* [WHAT IS NEEDED]: Using the records below, copy every line that holds the string "Disney".

* [Data about app and page elements]:
◇ ◇ ◇ ◇ ◇ ◇ ◇
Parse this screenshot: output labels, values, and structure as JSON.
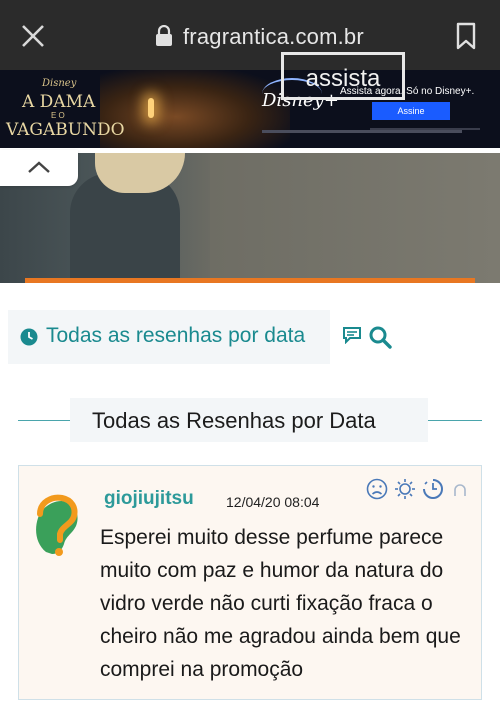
{
  "browser": {
    "url": "fragrantica.com.br",
    "icons": [
      "close-icon",
      "lock-icon",
      "bookmark-icon"
    ]
  },
  "ad": {
    "brand": "Disney",
    "title_line1": "A DAMA",
    "title_de": "E O",
    "title_line2": "VAGABUNDO",
    "logo_text": "Disney+",
    "tagline": "Assista agora. Só no Disney+.",
    "button_label": "Assine"
  },
  "hero": {
    "button_label": "assista",
    "accent_color": "#e87722"
  },
  "nav": {
    "label": "Todas as resenhas por data",
    "icons": [
      "clock-icon",
      "chat-icon",
      "search-icon"
    ],
    "color": "#1a8a8f"
  },
  "section": {
    "title": "Todas as Resenhas por Data"
  },
  "review": {
    "username": "giojiujitsu",
    "date": "12/04/20 08:04",
    "text": "Esperei muito desse perfume parece muito com paz e humor da natura do vidro verde não curti fixação fraca o cheiro não me agradou ainda bem que comprei na promoção",
    "rating_icons": [
      "sad-face-icon",
      "sun-icon",
      "clock-half-icon",
      "person-icon"
    ]
  }
}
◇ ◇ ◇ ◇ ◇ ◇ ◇
* [COMPLETED TASK]:
    "brand": "Disney",
    "logo_text": "Disney+",
    "tagline": "Assista agora. Só no Disney+.",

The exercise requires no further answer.